When tumor cells develop in the breast in response to MPA, they encourage new blood vessels to form within tumors. The blood vessels then supply needed nutrients for the tumors to grow and multiply. Hyder found that apigenin blocked new blood vessel formation, thereby delaying, and sometimes stopping, the development of the tumors. Hyder also found that the compound reduced the overall number of tumors. However, while apigenin did delay tumor growth, it did not stop the initial formation of cancer cells within the breast.

Apigenin is most prevalent in parsley and celery, but can also be found in apples, oranges, nuts and other plant products. However, apigenin is not absorbed efficiently into the bloodstream, so scientists are unsure of how much can or should be ingested.

"We don't have specific dosage for humans yet," Hyder said. "However, it appears that keeping a minimal level of apigenin in the bloodstream is important to delay the onset of breast cancer that progresses in response to progestins such as MPA. It's probably a good idea to eat a little parsley and some fruit every day to ensure the minimal amount. However, you can also find this compound in pill supplements in the health food section of many stores. Of course, you should always check with your doctor before making any major changes to your diet or lifestyle."

The next phrase of studies should include human clinical trials to determine the appropriate dosage amount, Hyder said.

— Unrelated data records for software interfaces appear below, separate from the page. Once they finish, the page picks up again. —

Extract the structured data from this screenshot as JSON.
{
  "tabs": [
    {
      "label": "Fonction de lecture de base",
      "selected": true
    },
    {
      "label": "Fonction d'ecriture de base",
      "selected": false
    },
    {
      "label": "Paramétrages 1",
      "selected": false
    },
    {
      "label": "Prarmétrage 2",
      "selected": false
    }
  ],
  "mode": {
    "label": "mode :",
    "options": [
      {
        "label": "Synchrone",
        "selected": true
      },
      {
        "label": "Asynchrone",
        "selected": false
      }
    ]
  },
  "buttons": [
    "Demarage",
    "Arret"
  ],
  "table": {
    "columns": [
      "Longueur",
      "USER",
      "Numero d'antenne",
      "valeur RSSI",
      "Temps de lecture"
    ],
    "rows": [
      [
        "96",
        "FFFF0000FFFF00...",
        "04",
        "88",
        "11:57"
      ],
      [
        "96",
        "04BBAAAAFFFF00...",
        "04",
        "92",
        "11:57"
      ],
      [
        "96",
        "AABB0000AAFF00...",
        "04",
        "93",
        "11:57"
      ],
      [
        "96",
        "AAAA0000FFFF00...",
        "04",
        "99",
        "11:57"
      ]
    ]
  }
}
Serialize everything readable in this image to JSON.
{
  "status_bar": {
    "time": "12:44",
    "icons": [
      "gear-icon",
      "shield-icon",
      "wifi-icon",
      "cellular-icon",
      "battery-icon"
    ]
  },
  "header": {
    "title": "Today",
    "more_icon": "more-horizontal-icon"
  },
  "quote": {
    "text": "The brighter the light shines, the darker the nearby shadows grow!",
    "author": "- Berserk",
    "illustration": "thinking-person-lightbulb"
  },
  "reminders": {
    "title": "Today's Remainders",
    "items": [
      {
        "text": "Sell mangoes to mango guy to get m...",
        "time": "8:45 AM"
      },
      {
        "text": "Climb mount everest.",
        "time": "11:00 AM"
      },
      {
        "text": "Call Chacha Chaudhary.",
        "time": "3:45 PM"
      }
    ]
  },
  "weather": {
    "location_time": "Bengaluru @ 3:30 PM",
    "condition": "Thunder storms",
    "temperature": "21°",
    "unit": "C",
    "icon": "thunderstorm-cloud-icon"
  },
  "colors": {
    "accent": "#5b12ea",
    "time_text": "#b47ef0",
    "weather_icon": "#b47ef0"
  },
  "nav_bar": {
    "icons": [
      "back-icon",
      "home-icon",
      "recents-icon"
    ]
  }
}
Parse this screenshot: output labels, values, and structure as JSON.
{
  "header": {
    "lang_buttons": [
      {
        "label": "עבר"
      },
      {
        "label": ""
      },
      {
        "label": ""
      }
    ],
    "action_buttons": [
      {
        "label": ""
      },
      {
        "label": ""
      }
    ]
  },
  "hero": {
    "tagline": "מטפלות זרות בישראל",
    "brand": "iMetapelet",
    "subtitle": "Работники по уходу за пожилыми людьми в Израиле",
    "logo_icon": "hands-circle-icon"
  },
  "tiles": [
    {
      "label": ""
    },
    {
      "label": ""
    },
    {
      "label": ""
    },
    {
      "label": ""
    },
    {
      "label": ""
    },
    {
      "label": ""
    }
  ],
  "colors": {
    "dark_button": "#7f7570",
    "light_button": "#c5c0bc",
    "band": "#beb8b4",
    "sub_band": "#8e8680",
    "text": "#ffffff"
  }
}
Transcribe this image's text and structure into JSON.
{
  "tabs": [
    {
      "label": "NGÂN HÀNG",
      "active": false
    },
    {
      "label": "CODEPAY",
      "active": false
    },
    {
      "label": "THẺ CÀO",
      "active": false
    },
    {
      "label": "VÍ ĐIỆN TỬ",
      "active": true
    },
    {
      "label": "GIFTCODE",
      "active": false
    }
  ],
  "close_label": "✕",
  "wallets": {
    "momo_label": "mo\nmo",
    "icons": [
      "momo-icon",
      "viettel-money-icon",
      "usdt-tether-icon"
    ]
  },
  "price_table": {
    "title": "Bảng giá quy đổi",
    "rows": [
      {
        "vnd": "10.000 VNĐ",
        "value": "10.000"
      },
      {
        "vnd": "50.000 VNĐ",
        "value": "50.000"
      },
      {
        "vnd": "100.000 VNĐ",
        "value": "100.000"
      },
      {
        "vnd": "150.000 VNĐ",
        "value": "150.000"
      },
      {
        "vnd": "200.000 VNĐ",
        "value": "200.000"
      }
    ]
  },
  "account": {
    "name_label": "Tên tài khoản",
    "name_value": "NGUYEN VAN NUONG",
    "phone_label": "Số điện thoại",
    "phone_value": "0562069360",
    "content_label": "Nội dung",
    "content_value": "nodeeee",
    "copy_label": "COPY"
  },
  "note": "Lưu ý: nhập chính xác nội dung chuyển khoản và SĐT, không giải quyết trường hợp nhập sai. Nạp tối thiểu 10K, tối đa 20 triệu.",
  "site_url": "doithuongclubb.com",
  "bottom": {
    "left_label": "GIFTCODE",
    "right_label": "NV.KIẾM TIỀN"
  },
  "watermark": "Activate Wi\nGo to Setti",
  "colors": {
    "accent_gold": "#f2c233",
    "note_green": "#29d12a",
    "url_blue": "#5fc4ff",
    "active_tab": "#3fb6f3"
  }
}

He believes further study on humans is necessary to address any health and safety issues that might exist.


Contact: Steven Adams
University of Missouri-Columbia

Related biology news :

1. Compound in celery, peppers reduces age-related memory deficits
2. Roses get celery gene to help fight disease
3. Earthworm activity can alter forests carbon-carrying capabilities
4. Polarized light guides cholera-carrying midges that contaminate water supplies
5. Weizmann Institute scientists show extra copies of a gene carry extra risk
6. Dust deposited in oceans may carry elements toxic to marine algae
7. Gorillas carry malignant malaria parasite, study reports
8. Tool use in an invertebrate: The coconut-carrying octopus
9. Coastal birds carry toxic ocean metals inland
10. Research results confirm need for protection against ticks that carry Lyme disease
11. Swan song of space shuttle Discovery to carry 2 payloads built by CU-Boulder
Post Your Comments:
Related Image:
Parsley, celery carry crucial component for fight against breast cancer, MU researcher finds
(Date:6/22/2016)... 22, 2016 On Monday, the Department of ... to share solutions for the Biometric Exit Program. The ... Border Protection (CBP), explains that CBP intends to add ... the United States , in order to ... imposters. Logo - ...
(Date:6/16/2016)... June 16, 2016 The ... expected to reach USD 1.83 billion by 2024, ... Research, Inc. Technological proliferation and increasing demand in ... expected to drive the market growth. ... The development of advanced multimodal techniques for ...
(Date:6/9/2016)... -- Paris Police Prefecture ... to ensure the safety of people and operations in several ... tournament Teleste, an international technology group specialised in ... that its video security solution will be utilised by ... safety across the country. The system roll-out is scheduled for ...
Breaking Biology News(10 mins):
(Date:6/27/2016)... (PRWEB) , ... June 27, 2016 , ... Parallel ... clinical trials, announced today the Clinical Reach Virtual Patient Encounter CONSULT module ... circle with the physician and clinical trial team. , Using the CONSULT module, patients ...
(Date:6/27/2016)... ... June 27, 2016 , ... Rolf K. ... the faculty of the University of North Carolina Kenan-Flagler Business School ... entrepreneurship at UNC Kenan-Flagler, with a focus on the school’s international efforts, leading ...
(Date:6/27/2016)...   Ginkgo Bioworks , a leading organism ... today awarded as one of the World Economic ... most innovative companies. Ginkgo Bioworks is engineering biology ... world in the nutrition, health and consumer goods ... customers including Fortune 500 companies to design microbes ...
(Date:6/24/2016)... DIEGO , June 24, 2016 ... more sensitively detects cancers susceptible to PARP inhibitors ... circulating tumor cells (CTCs). The new test has ... HRD-targeted therapeutics in multiple cancer types. ... targeting DNA damage response pathways, including PARP, ATM, ...
Breaking Biology Technology: